Disposisionele veranderlikes, organisasieklimaat en integriteit in die Suid-Afrikaanse Polisiediens / Anton Grobler

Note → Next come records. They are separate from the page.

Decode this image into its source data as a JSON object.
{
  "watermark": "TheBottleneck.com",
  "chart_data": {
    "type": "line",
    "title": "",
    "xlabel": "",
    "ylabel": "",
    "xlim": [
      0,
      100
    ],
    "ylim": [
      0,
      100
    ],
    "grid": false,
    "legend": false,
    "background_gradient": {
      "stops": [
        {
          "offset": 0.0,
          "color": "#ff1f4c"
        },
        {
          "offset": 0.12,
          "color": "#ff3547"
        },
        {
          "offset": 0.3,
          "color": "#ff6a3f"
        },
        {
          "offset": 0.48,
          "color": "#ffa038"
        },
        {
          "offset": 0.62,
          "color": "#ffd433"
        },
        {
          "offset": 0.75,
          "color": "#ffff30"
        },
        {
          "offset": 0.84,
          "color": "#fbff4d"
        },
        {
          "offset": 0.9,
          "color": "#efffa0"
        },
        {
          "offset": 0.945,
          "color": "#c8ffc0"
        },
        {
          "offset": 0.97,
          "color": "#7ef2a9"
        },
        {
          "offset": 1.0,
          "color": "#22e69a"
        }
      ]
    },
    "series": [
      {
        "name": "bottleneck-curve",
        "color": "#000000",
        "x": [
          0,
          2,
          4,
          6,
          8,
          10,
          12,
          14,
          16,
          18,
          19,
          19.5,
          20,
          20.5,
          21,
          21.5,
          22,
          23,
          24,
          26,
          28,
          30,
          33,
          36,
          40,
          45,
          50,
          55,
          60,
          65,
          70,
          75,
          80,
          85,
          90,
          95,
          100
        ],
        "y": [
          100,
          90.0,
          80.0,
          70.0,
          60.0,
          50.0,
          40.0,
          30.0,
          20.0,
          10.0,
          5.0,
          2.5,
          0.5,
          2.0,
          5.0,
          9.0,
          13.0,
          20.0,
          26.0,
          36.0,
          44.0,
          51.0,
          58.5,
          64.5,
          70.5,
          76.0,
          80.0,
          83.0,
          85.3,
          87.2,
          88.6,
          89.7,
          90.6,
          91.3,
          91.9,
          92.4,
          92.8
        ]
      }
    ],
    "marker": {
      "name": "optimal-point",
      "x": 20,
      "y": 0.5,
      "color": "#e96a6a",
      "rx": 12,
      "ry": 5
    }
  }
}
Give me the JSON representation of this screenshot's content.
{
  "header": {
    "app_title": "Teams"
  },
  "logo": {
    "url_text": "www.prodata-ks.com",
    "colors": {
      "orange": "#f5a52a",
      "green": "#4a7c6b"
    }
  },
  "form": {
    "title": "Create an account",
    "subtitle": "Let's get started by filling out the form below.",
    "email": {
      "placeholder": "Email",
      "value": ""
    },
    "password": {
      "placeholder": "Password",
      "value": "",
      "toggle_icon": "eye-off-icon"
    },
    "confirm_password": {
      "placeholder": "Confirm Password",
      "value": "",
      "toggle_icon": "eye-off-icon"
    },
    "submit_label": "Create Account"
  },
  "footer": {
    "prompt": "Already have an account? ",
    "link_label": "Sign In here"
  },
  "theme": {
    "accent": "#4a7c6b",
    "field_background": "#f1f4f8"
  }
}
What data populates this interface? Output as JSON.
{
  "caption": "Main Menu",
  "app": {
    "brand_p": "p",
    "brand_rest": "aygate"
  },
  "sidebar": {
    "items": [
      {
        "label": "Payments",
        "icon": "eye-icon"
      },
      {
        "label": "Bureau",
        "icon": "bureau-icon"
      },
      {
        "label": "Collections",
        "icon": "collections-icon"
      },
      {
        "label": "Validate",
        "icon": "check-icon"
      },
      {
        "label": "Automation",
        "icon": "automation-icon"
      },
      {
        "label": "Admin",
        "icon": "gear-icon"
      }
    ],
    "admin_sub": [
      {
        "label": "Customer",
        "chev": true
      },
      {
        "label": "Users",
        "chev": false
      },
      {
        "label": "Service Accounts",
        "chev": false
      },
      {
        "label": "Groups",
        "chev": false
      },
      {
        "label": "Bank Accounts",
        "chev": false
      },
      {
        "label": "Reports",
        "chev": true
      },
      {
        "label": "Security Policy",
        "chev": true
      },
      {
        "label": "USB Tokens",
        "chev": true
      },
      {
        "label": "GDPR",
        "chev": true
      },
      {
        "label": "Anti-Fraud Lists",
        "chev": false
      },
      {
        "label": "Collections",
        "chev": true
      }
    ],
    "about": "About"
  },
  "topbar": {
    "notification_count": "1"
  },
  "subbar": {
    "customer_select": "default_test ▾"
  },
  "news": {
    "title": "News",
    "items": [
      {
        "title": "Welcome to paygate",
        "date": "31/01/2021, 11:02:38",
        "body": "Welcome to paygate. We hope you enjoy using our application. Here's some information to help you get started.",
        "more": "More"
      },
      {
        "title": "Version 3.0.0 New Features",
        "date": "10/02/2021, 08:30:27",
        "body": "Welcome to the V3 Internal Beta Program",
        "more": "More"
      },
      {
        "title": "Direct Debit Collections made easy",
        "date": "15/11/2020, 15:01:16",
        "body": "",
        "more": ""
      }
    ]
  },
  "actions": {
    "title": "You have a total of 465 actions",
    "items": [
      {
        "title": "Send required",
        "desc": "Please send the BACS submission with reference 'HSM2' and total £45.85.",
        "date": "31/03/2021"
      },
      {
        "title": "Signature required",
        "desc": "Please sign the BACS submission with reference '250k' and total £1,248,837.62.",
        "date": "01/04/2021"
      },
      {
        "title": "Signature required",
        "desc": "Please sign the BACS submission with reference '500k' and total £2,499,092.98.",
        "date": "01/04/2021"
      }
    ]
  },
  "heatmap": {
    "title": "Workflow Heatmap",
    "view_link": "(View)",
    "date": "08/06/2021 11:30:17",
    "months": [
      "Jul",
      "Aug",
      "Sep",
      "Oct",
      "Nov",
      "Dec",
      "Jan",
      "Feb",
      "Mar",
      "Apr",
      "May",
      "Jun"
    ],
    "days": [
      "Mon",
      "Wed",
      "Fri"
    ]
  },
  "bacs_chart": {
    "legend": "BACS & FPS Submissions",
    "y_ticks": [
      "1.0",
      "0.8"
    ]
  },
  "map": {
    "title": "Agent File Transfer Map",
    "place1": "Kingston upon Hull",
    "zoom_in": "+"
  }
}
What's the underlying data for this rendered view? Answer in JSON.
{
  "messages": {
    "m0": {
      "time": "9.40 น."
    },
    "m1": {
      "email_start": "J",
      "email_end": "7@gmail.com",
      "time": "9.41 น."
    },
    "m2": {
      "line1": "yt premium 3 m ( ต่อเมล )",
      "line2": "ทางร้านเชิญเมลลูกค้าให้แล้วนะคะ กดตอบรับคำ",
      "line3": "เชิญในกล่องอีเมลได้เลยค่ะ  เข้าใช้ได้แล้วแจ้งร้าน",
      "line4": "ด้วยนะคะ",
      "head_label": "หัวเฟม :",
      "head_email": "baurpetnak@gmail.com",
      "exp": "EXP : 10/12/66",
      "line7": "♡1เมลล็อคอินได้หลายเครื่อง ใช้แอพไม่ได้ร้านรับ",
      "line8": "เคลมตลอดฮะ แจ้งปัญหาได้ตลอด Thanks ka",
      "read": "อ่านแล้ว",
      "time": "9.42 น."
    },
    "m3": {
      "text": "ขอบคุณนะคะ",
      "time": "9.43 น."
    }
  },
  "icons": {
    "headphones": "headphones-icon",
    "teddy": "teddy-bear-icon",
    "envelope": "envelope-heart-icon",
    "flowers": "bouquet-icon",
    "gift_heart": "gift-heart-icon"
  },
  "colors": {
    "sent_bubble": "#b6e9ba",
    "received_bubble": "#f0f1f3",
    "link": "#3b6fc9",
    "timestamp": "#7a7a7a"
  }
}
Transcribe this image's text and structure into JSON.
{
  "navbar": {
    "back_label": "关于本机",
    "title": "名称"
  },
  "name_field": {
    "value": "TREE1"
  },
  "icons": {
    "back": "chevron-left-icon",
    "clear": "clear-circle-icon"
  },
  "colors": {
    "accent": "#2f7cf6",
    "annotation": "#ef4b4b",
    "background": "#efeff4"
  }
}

Integrity is considered a high priority within the context of policing, as is the case in the South African Police Service, because it is an essential characteristic of effective policing. Although an integrity framework was developed for the SAPS, no research has yet been conducted to determine which aspects in the SAPS contribute to integrity. This study focuses on the development of an integrity model, where the role played by situational variables (specifically organisational climate) as well as by individual variables (the dispositional factors, locus of control and sense of coherence) on integrity, was determined. The Integrity Profile 200 (IP200) was adapted for utilisation in the SAPS and an Organisational Climate Questionnaire was developed as part of this study. These instruments were used to measure integrity and organisational climate respectively, and both these constructs were explained by means of empirically tested models. The construct of integrity is very complex and the reasons for it are difficult to give. Causes of human behaviour in general can be divided into two broad categories, namely situational causes, which include all environmental factors and dispositional factors, which have to do with human nature. Literature indicates that integrity in general, and specifically in a policing context, relates to both organisational climate (as a situational or environmental factor) and the dispositional variables such as sense of coherence and locus of control. A cross-sectional design was used. The study population consisted of 1776 members of the personnel of the 14 Presidential police stations, including support and functional personnel. The following measuring instruments were used in this study: a Biographical questionnaire, the Integrity Profile 200, Organisational Climate, Locus of Control and Life Orientation questionnaires. Cronbach alpha coefficients, inter-item correlations and confirmatory factor analysis were used to assess the reliability and validity of the measuring instruments. Analysis of variance was applied to determine the item bias with regard to race. Descriptive statistics were used to analyse the data. T-tests and one-way variance analysis were used to determine differences between the sub-groups in the population. Canonical and stepwise multiple regression analysis as well as partial correlations were used to determine the relationships between the dependent and independent variables. An integrity model as well as an organisational climate model were developed and empirically tested within the SAPS environment. The integrity model consisted of an individual as well as a corporate facet. The individual facet comprises two factors, namely integrity restricting orientation as well as moral conscientiousness and accountability. The corporate facet comprises one factor only, namely organisational management integrity. The results of the one-way variance analysis indicate a significant difference in integrity among some of the rank groups, although no conclusive evidence could be found to prove that salary level is related to integrity. The organisational climate model consists of four dimensions or factors, namely interpersonal climate, organisational support, supervision and task characteristics. These four factors are influenced by the human, social, technological, structural, task and goal environments of the organisation. Significant differences were reported regarding the experience of the organisational climate between the various personnel categories, divisions, races, tenure and qualifications. The results showed that both the individual and organisational facets of integrity are predicted by a combination of situational (organisational climate) and dispositional factors (locus of control and sense of coherence). The individual integrity facets are predicted by supervision, sense of coherence, internal and external locus of control. The corporate or organisational facet of integrity is determined by the interpersonal climate, organisational support, supervision, task characteristics and external locus of control. Recommendations for the organisation and future research are made.
- ETD@PUK